This paper presents a unique GdFe0.8Ni0.2O3 perovskite thin film for use in pulse-controlled nonvolatile memory devices (combined with a SrTiO3 (STO) substrate) without the need for an electrical-stressing read-out process. The use of pulse voltage imposes permanent downward/upward polarization states on GFNO, which enables greater energy density and higher energy efficiency than the unpoled state for memory. The two polarization states produce carrier migrations in opposing directions across the GFNO/STO interface, which alter the depletion region of the device, as reflected in photovoltaic short-circuit current density (Jsc) values. Modulating the duration (varying the number of sequential pulses but fixing the pulse width and delay time) and direction of continuous pulse voltage is an effective method for controlling Jsc, thereby allowing the fabrication of nondestructive, light-tunable, nonvolatile memory devices. In experiments, Jsc in the downward polarized state was approximately 6 times greater than that in the upward polarized state. It is promising that more memory states can be enabled by the proposed heterostructure by selecting appropriate pulse trains. Real-time interfacial changes (relative to the nonvolatile characteristics of the device) were obtained by applying synchrotron X-ray techniques simultaneously with pulse characterization.
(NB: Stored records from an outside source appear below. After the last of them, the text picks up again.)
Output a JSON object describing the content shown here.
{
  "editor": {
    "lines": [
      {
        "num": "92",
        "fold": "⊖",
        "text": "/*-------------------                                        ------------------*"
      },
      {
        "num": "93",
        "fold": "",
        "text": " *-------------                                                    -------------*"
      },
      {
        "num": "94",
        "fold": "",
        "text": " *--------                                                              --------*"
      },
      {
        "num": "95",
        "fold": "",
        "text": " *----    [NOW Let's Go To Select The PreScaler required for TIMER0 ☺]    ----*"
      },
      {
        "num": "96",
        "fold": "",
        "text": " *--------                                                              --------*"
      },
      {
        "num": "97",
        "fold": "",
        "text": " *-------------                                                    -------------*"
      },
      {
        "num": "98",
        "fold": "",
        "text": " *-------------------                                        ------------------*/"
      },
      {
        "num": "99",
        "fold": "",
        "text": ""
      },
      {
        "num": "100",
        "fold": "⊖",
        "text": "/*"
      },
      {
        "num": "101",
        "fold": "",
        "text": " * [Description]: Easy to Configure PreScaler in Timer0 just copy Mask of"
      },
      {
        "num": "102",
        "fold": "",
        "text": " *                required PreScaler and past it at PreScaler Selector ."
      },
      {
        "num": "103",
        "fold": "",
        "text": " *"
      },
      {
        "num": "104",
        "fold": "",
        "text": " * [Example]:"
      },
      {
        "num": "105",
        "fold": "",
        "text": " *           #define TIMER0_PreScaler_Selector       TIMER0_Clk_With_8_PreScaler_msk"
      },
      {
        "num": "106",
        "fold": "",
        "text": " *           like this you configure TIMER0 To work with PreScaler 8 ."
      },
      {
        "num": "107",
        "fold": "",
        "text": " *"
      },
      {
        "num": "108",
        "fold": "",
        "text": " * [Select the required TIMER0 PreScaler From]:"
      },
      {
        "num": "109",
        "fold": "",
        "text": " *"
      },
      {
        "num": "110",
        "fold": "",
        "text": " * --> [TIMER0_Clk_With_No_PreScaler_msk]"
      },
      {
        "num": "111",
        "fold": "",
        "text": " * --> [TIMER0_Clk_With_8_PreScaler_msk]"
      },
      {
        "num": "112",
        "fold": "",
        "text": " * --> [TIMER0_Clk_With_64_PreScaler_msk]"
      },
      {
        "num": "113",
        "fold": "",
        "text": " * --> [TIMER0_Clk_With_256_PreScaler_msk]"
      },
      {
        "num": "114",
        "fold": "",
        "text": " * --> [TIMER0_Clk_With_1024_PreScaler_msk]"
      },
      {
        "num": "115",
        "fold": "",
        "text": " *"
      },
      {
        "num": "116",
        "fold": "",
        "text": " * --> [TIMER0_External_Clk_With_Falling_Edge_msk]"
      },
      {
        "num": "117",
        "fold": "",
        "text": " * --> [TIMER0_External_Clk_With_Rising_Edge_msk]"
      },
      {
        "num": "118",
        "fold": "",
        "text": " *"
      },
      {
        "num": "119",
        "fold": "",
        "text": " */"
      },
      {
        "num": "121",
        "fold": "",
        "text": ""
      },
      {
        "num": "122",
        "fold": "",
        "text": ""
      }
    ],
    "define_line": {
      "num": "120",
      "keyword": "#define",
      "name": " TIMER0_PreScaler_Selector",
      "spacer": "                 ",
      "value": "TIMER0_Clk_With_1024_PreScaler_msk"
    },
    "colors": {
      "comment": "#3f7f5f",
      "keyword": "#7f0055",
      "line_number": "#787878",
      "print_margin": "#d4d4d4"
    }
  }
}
This made it possible to separately probe the electronic and chemical states of the GFNO (a p-type-like semiconductor) and STO (an n-type-like semiconductor) while varying the pulse direction, thereby making it possible to identify the mechanisms underlying the observed phenomena.
- nonvolatile memory